Loads of adverts use this kind of technology, including this Cadbury’s advert:
Once we know which bits of each of the three videos is most ‘engaging’, we will take the best bits and create a fourth or ‘neurological perfect’ video. Test it again to look for brain engagement in an audience, and then my PhD research begins.
So, my own research will involve showing each of the four videos to viewers, and then giving them a questionnaire or survey which relates to their environmental behaviour and which video people thought would change their behaviour the most. This is the focus of my research, and the bit that needs most work, and which needs to be simple, but my basic question relates to whether this neuromarketing technique can be applied to environmental education campaigns and have the potential to create improved environmental behaviour change in the future.
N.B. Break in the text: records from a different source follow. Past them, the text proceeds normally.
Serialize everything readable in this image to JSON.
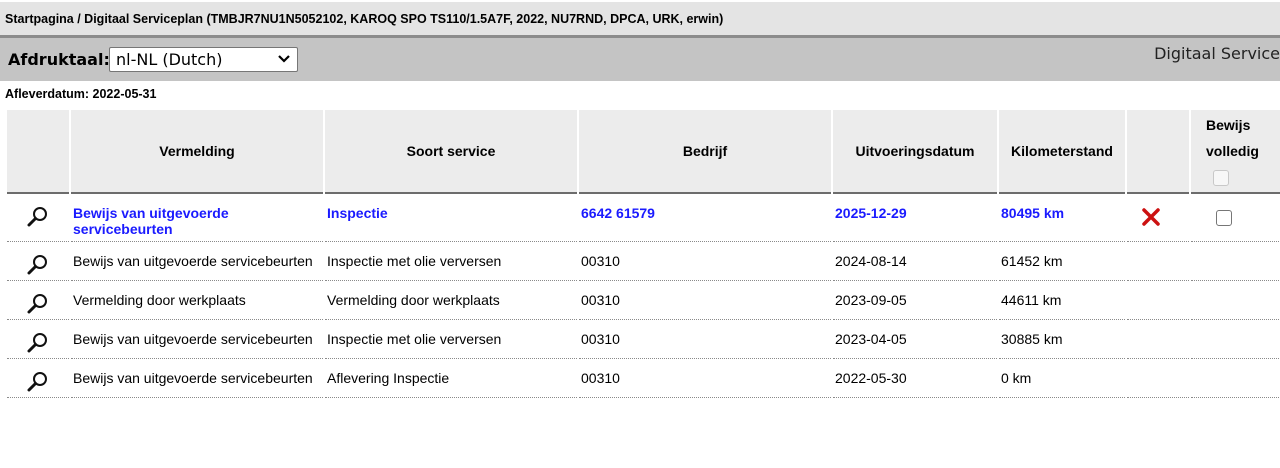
{
  "breadcrumb": "Startpagina / Digitaal Serviceplan (TMBJR7NU1N5052102, KAROQ SPO TS110/1.5A7F, 2022, NU7RND, DPCA, URK, erwin)",
  "toolbar": {
    "language_label": "Afdruktaal:",
    "language_value": "nl-NL (Dutch)",
    "title": "Digitaal Service"
  },
  "delivery_date": "Afleverdatum: 2022-05-31",
  "columns": {
    "vermelding": "Vermelding",
    "soort": "Soort service",
    "bedrijf": "Bedrijf",
    "datum": "Uitvoeringsdatum",
    "km": "Kilometerstand",
    "bewijs_line1": "Bewijs",
    "bewijs_line2": "volledig"
  },
  "rows": [
    {
      "vermelding": "Bewijs van uitgevoerde servicebeurten",
      "soort": "Inspectie",
      "bedrijf": "6642 61579",
      "datum": "2025-12-29",
      "km": "80495 km",
      "highlighted": true
    },
    {
      "vermelding": "Bewijs van uitgevoerde servicebeurten",
      "soort": "Inspectie met olie verversen",
      "bedrijf": "00310",
      "datum": "2024-08-14",
      "km": "61452 km"
    },
    {
      "vermelding": "Vermelding door werkplaats",
      "soort": "Vermelding door werkplaats",
      "bedrijf": "00310",
      "datum": "2023-09-05",
      "km": "44611 km"
    },
    {
      "vermelding": "Bewijs van uitgevoerde servicebeurten",
      "soort": "Inspectie met olie verversen",
      "bedrijf": "00310",
      "datum": "2023-04-05",
      "km": "30885 km"
    },
    {
      "vermelding": "Bewijs van uitgevoerde servicebeurten",
      "soort": "Aflevering Inspectie",
      "bedrijf": "00310",
      "datum": "2022-05-30",
      "km": "0 km"
    }
  ],
  "colors": {
    "highlight_text": "#1a1aff",
    "delete_icon": "#cc1111"
  },
  "icons": {
    "details": "magnifier-icon",
    "delete": "delete-x-icon",
    "dropdown": "chevron-down-icon"
  }
}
Thereby making the most of the limited funds available to NGOs, and maximising a government’s anti-plastic bag campaign for example. After all, we already know that there is pollution in the ocean, that it comes from plastic bags, and yet we still go about using plastic in our daily lives and not making changes, so what if film could be used to help us to change our behaviour or attitudes in relation to plastic? If it was successful, then it could be used in all sorts of public health campaigns, not just to sell products. It could be used to help editors in the cutting process of movie making, and perhaps make the difference between success and failure when film making for any cause.
Well, that is what I’m interested in anyway, the application of neuroscience to film making, for environmental causes like plastic pollution. Now to get my Supervisor on board and to get funds sorted. But I don’t want to compromise on this as I really feel strongly that this is the right course of action. Plus it involves all of my interests and activities, as a medic, scuba diver, NGO, Neuropsychologist, film, environment, plastic pollution, etc. Plus it has massive implications for the future, and in how we potentially teach on OPG or how we work as an environmental education NGO.
Let the plotting begin!!!!